I can’t say I know much about the differences, if any, between ice pops and paletas . I don’t consider myself an expert at either. “Expert” is in the eye of the beholder I suppose. I’ve been making paletas, especially these Lime Berry Paletas, every summer ever since some wonderful company, I can’t now remember the name of, had the great idea to comp me a set of pop, er, paleta molds. Best freebie I ever got! Who knew some inexpensive, formed plastic, retailing for less than $10 would come to define summer for me?
“Pops” must be those icy treats associated with childhood, comprised of somewhat singular flavors such as “orange”, “cherry”, or, um, “purple.” Paletas , on the other hand come in countless flavor combinations, often containing a wide assortment of fruits, nuts and other ingredients. Even booze! And whereas a pop is often cloyingly sweet and unimaginative, a paleta (a name derived from the Spanish word for ‘stick’) embraces a more sophisticated profile of the sweet, spicy and sour flavors that everybody loves.
If you had a choice, wouldn’t you choose paletas over pops? I certainly would, if not for the same reason that I would always choose gelato over ice cream and would prefer a gateau au chocolate to a chocolate cake for dessert.
This is all well and good yet I know full well this particular Lime Berry Paleta I present here is no doubt one of the least imaginative paleta examples out there. And yet it is sublime. I can’t imagine a single summer passing without enjoying a few batches.
Limes are now a year-round supermarket staple. The best, juiciest limes, however, come between May and October, provided there are no Mexican drug lord lime famines . Summer and limes are linked in my mind due to the dominance of the margarita as a summer cocktail. You will note that it is no accident that the recipe mixture used for these pops, er, paletas, can easily be hijacked to craft an amazing margarita.
And yet here we are with only days left until Labor Day and I only yesterday remembered to make them!

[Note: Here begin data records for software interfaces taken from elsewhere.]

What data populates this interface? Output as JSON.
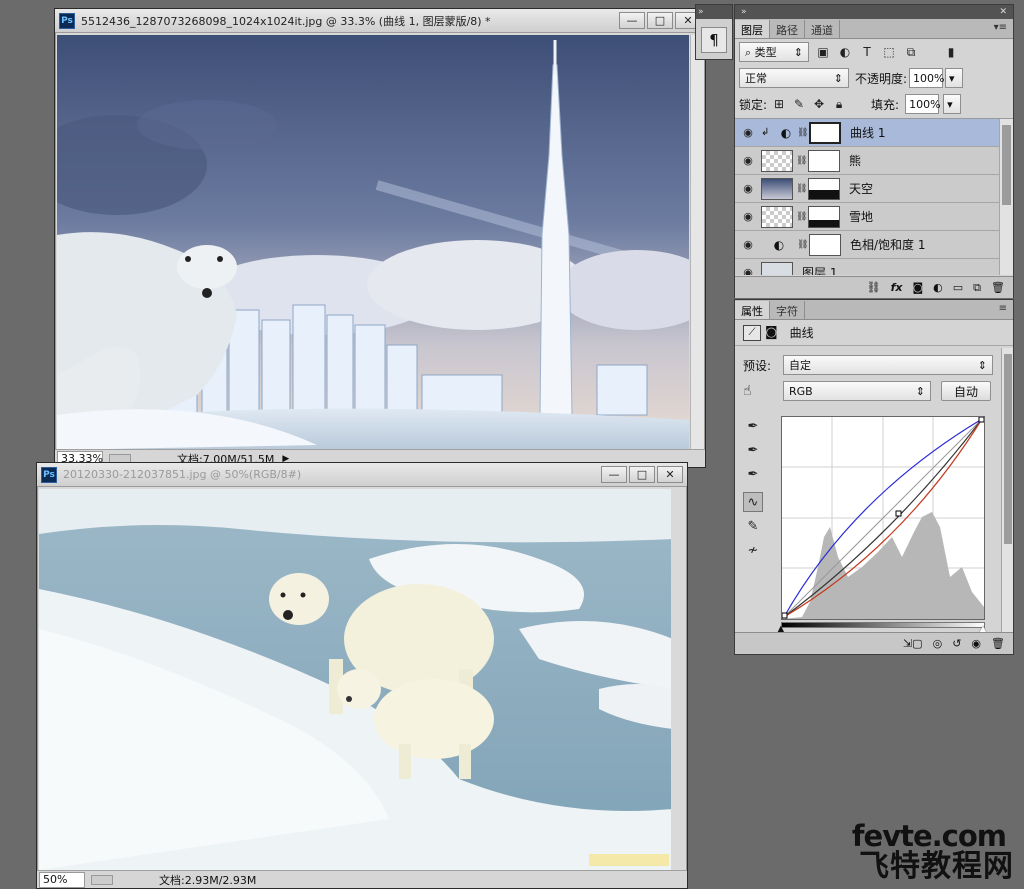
{
  "doc1": {
    "title": "5512436_1287073268098_1024x1024it.jpg @ 33.3% (曲线 1, 图层蒙版/8) *",
    "zoom": "33.33%",
    "doc_size": "文档:7.00M/51.5M"
  },
  "doc2": {
    "title": "20120330-212037851.jpg @ 50%(RGB/8#)",
    "zoom": "50%",
    "doc_size": "文档:2.93M/2.93M"
  },
  "window_buttons": {
    "minimize": "—",
    "restore": "□",
    "close": "✕"
  },
  "paragraph_panel": {
    "icon_label": "¶",
    "collapse": "»"
  },
  "layers_panel": {
    "tabs": [
      "图层",
      "路径",
      "通道"
    ],
    "filter_kind": "类型",
    "blend_mode": "正常",
    "opacity_label": "不透明度:",
    "opacity_value": "100%",
    "lock_label": "锁定:",
    "fill_label": "填充:",
    "fill_value": "100%",
    "layers": [
      {
        "name": "曲线 1",
        "selected": true
      },
      {
        "name": "熊",
        "selected": false
      },
      {
        "name": "天空",
        "selected": false
      },
      {
        "name": "雪地",
        "selected": false
      },
      {
        "name": "色相/饱和度 1",
        "selected": false
      },
      {
        "name": "图层 1",
        "selected": false
      }
    ],
    "bottom_icons": [
      "link-icon",
      "fx-icon",
      "mask-icon",
      "adjustment-icon",
      "folder-icon",
      "new-layer-icon",
      "trash-icon"
    ],
    "fx_label": "fx"
  },
  "properties_panel": {
    "tabs": [
      "属性",
      "字符"
    ],
    "title": "曲线",
    "preset_label": "预设:",
    "preset_value": "自定",
    "channel_value": "RGB",
    "auto_button": "自动"
  },
  "watermark": {
    "en": "fevte.com",
    "cn": "飞特教程网"
  },
  "colors": {
    "selected_layer": "#a9b9d9",
    "panel_bg": "#d4d4d4",
    "workspace": "#6b6b6b"
  }
}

It has been a forgetful summer. I just remembered I have a pair of great-fitting white jeans sitting in my closet I have yet to wear. I have yet to make that quart (or four) of pesto I like to store in my freezer for use throughout the year. I still haven’t scored that killer deal on a full box (or two) of Farmer’s Market ripe summer tomatoes to make into red sauce. I forgot to buy tickets to something (anything) at the Hollywood Bowl this year. I even forgot to go to the beach even though I live only minutes from it.
Not making these Lime Berry Paletas until may have been the worst memory fail of all. Thankfully, unlike the white jeans, I can enjoy them all year round.
Fany Gerson is my go-to expert on paletas and has written what I think is the definitive book on the subject. The book is chock-full of imaginative and tasty recipes yet this particular one is an adaptation from least imaginative one of the lot. Buy the book and try one of the many spectacular paletas she has shared in her not-to-imaginatively titled book, "Paletas".
This is what you will need:
- 2 cups water
- 2/3 cup sugar
- 3 1-inch strips of lime zest
- 3/4 cup freshly squeezed lime juice
- Assorted berries (or other fruit)
- scant 1/3 cup tequila blanco (optional)
This is how you make it:
- Combine water, sugar, and lime zest in a small nonreactive saucepan. Cook, stirring over medium heat until the mixture comes to a boil and the sugar has dissolved. Let cool to room temperatures. Strain through a fine-mesh sieve, then stir in the lime juice and tequila (if using.)
- If using conventional molds, divide the mixture month the molds, snap on the lid, insert sticks, and freeze until solid, about 5 hours. If using unconventional molds, freeze until the pops just begin to set (about 2 hours), then insert sticks and freeze until solid.
I was recently had a lot of fun being interviewed by Foody Direct . The interview was part of their Expert Interview program. I was amused because I don’t really consider myself much of an expert on anything but who was I to tell them they were wrong? Besides, I got to tell them a bit about French Friday’s with Dorie and about my appreciation for good olive oil. Who would pass that up?
Click here to read the interview and let me know what you think.